──────── AVAILABLE DATA
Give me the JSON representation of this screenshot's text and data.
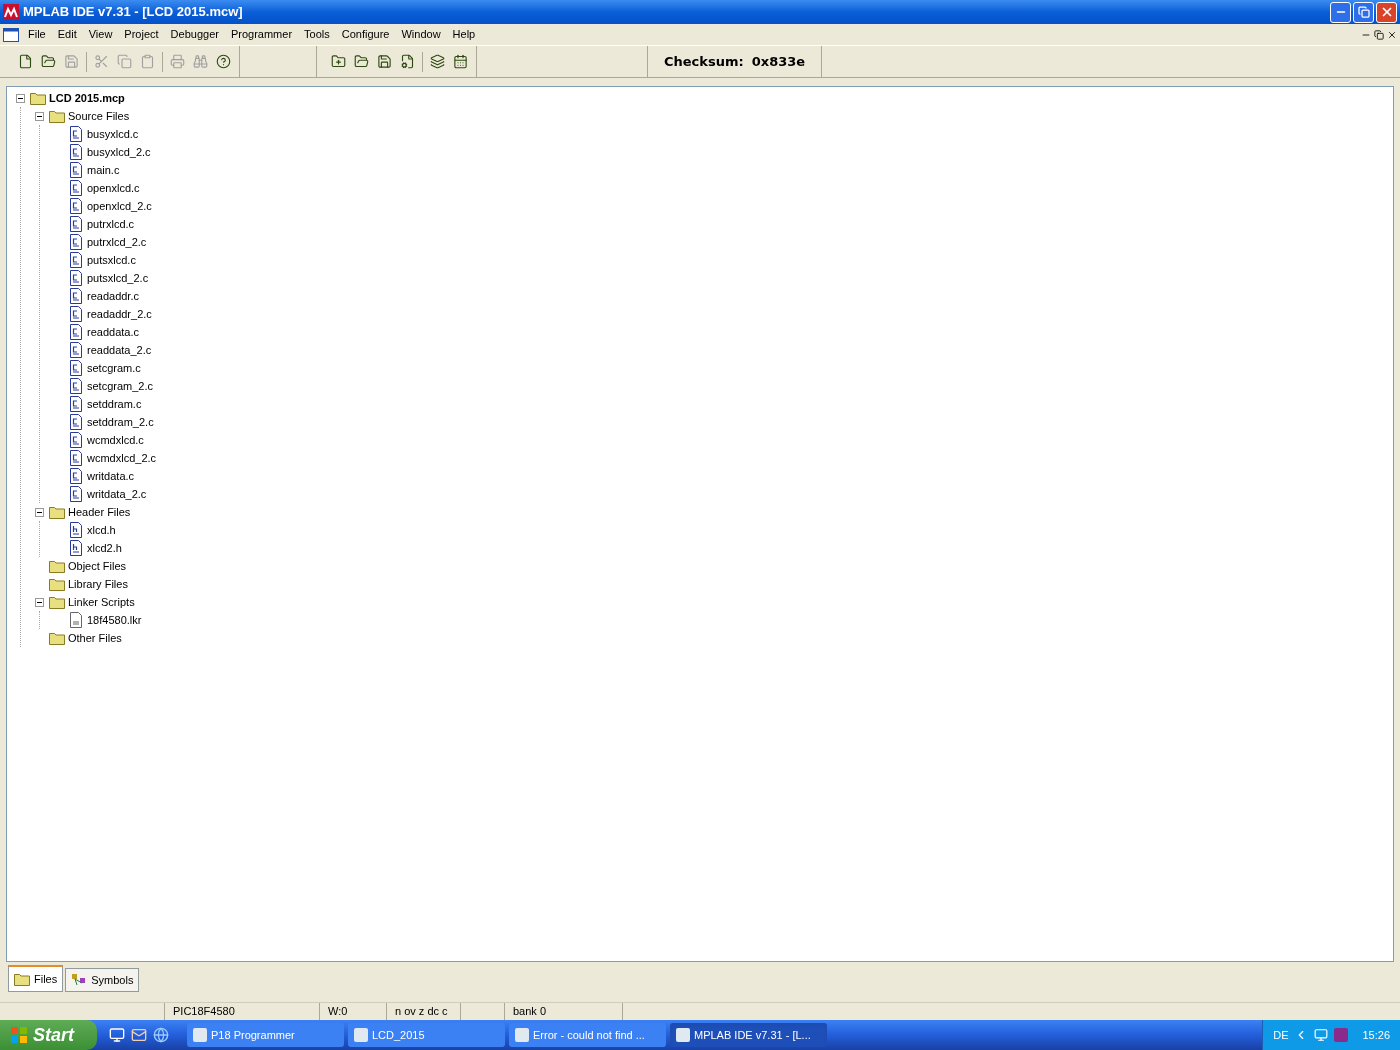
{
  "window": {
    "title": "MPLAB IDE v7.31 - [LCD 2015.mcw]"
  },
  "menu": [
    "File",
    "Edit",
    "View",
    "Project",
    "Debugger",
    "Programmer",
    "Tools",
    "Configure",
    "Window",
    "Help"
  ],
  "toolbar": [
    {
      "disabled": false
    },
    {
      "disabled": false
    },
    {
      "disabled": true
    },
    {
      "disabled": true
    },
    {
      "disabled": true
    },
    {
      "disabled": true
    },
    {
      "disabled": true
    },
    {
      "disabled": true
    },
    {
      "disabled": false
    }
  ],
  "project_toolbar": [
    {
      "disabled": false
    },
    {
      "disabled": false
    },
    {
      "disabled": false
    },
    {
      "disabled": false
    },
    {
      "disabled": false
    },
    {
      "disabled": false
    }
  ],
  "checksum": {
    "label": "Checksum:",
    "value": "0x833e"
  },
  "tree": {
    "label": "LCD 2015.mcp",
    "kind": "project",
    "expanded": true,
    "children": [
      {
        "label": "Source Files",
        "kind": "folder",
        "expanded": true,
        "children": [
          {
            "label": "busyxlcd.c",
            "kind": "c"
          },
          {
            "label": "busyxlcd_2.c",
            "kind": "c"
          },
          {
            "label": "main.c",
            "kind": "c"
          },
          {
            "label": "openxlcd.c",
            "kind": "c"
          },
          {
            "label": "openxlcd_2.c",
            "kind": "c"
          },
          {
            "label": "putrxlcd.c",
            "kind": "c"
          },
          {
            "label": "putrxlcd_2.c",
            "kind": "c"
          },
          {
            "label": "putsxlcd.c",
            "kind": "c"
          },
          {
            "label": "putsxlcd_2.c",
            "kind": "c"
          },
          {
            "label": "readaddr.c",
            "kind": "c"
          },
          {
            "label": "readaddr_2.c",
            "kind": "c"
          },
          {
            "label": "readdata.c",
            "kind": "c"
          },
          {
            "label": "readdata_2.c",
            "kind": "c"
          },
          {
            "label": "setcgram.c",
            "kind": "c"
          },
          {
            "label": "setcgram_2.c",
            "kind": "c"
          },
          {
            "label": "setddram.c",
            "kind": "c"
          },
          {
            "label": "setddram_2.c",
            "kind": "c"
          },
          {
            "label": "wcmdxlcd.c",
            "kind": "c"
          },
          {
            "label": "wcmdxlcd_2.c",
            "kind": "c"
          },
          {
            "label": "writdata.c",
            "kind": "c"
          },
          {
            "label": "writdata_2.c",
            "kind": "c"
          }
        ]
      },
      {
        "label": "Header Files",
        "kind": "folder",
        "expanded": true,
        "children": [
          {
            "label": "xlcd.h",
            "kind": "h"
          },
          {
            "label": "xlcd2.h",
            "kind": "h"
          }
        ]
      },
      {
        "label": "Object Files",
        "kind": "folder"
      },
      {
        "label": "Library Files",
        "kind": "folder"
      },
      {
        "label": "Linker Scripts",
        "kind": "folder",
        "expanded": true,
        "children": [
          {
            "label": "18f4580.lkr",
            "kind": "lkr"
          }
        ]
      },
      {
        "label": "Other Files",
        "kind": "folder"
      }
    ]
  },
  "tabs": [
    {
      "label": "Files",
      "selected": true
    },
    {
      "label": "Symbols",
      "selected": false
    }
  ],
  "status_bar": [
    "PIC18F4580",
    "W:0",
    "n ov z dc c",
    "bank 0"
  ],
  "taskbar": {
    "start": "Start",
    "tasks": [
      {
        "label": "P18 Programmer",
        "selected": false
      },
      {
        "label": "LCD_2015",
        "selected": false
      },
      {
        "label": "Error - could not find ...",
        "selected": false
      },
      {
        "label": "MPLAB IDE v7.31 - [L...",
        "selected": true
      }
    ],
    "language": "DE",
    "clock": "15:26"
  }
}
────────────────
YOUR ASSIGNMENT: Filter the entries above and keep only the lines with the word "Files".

RESPONSE TO THIS EXERCISE:
        "label": "Source Files",
        "label": "Header Files",
        "label": "Object Files",
        "label": "Library Files",
        "label": "Other Files",
      "label": "Files",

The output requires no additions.